  • Delilah describing the CUE Center’s Wall for the Missing
  • http://www.ncmissingpersons.org/national-conference-2/
  • Passage authored by survivor, Cincinnati’s  Sharon Tewkesbury, regarding the impact of the Murder Wall and her husband Monty
  • All about POMC’s “Second Opinion Service”- What they do; What they don’t do
  • Ladyjustice asks about eligibility and composition of the “other sets of eyes”
  • Forensic Pathologist, Dr. Harry Bonnell-  who served POMC for 20 years –
  • http://www.4n6pathology.com/
  • Discussion re Dr. Henry Lee – The Connecticut Connection: http://drhenrylee.com/learn/
  • Information regarding how to submit information to SOS http://www.pomc.com/sos.html
  • Comparisons to medical issues- The importance of a second opinion
  • Ladyjustice & Delilah talk about the similarities to the former “Crimewire” Radio Show with Susan Murphy-Milano & Denny Griffin
  • Example-http://imaginepublicity.com/2013/04/09/crime-wire-susan-murphy-milano-dennis-griffin/
  • POMC’s National Conference in Rochester ,Minnesota August 14-17, 2014 –Keynote Dan Gable- http://www.pomc.com/docs/POMC%20Gable%20Announcement.pdf
  • Parole Block Program, – Circulation of Petitions to keep criminals incarcerated versus being released early
  • What is the significance of the Parole Block program for survivors according to Dan?
  • Delilah asks about POMC’s role in advocating against early release across the country,  Example- the State of Connecticut- http://www.ct.gov/malloy/cwp/view.asp?A=11&Q=480872
  • Life does not mean life…. behind bars
  • Discussing tracking their data re petitions and the impact of this program-

Very successful!

“Homicide Grief is the yearning to say one last goodbye…”

Dan Levey,

Executive Director

National Organization of Parents Of Murdered Children, Inc.

550 W. Portland St.

Phoenix, Arizona 85003

602-492-9205

dlevey@pomc.org

Questions Elicited from this Show

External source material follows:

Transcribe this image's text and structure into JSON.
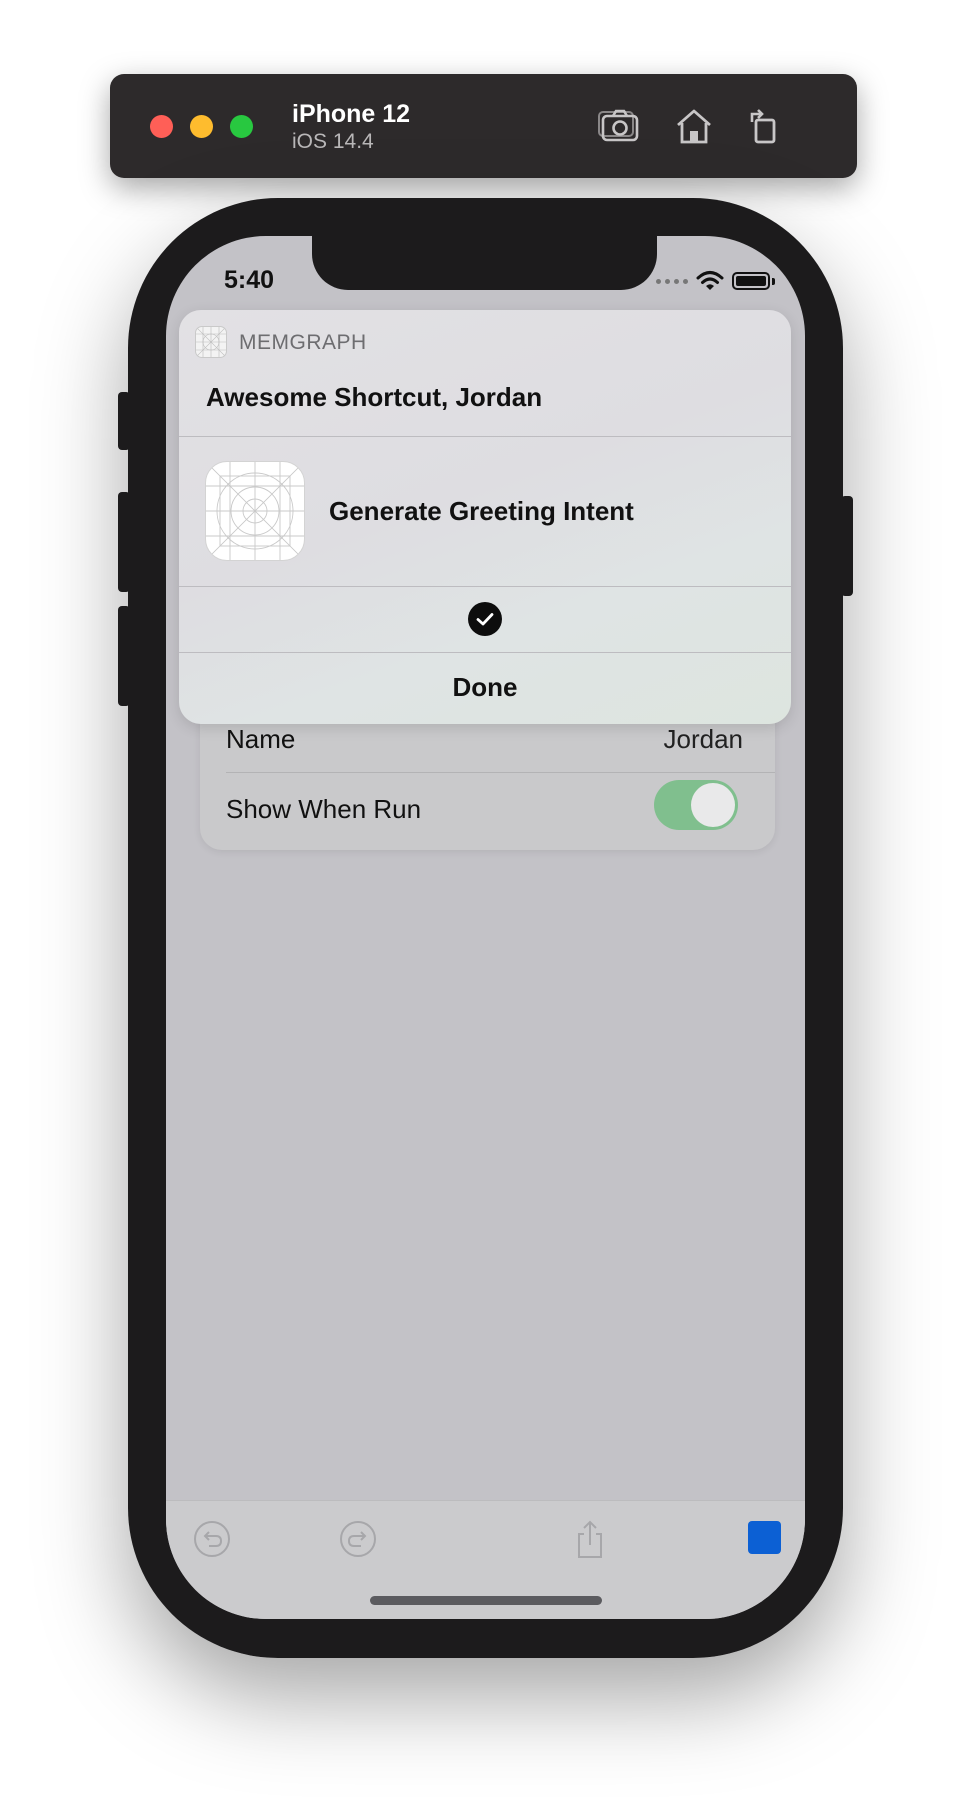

  • What was Dan’s background prior to his current position at POMC?
  • What does the Executive Director position entail?
  • Are we all competing for the same Federal dollars?
  • What is the uniqueness of POMC as compared to other organizations?
  • What were the circumstances of Howard’s homicide?
  • What is the Murder Wall about and when is it used?
  • Does the “Second Opinion Service” assist in solving cold cases?
  • Are prosecutors and law enforcement cooperative with the Second Opinion Services?
  • What has been the typical amount of circulations per week and numbers per petition drive?
  • According to the DOJ, what is the average “life sentence” for a murderer?
  • Is it true that all prisoners are indigent and cannot afford restitution?
  • How quickly does restitution happen in Arizona?
  • What does the National POMC Conference workshops consist of?
  • What are the consequences of not having a National Crime Victim’s Leave Act?
  • What are the most important pieces of legislation passed in Arizona in recent years?
  • What are the most important ways in which to help POMC in the future?

The comments expressed on this website or on the broadcasts of Shattered Lives do not necessarily reflect the opinions or beliefs of the hosts, producers, or other guests.

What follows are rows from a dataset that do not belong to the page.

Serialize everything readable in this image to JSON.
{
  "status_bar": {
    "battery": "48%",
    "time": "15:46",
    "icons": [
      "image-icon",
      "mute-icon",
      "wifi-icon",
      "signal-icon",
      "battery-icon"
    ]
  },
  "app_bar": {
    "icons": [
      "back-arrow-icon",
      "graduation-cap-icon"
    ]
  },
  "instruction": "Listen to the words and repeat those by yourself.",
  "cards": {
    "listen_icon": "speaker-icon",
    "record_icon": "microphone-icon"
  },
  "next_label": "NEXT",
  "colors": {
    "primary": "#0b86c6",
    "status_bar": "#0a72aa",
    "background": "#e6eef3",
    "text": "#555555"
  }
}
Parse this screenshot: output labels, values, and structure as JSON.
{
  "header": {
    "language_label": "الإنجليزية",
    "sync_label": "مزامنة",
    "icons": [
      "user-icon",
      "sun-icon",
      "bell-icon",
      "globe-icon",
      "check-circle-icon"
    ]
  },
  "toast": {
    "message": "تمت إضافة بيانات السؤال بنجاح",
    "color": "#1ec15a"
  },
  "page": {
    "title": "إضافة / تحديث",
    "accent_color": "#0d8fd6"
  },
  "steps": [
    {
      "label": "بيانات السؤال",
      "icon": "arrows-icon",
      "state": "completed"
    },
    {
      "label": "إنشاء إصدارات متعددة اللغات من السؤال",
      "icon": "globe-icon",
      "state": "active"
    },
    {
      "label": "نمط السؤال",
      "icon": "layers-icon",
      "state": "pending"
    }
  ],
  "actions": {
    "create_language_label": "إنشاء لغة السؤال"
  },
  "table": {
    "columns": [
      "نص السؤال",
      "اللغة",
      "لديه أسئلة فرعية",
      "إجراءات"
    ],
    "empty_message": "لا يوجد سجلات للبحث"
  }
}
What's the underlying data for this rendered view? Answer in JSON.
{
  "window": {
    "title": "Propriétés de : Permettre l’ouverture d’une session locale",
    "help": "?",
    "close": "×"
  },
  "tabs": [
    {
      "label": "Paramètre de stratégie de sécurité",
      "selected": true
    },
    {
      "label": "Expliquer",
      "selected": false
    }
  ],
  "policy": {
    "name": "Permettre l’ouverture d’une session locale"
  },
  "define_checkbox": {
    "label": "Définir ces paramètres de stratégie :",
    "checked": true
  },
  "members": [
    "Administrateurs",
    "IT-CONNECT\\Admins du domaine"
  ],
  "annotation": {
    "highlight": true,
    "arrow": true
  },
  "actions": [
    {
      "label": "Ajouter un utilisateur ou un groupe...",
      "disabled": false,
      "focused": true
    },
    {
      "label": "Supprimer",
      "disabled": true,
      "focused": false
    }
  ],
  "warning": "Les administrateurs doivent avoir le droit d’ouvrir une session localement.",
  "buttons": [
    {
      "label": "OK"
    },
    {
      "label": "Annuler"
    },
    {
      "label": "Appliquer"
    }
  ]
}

Ashes to Ashes and Dust to Dust:

Homicide Survivors Carry the Torch for those Taken by Violence

Additional Reference to above links: http://www.kencollins.com/answers/question-27.htm;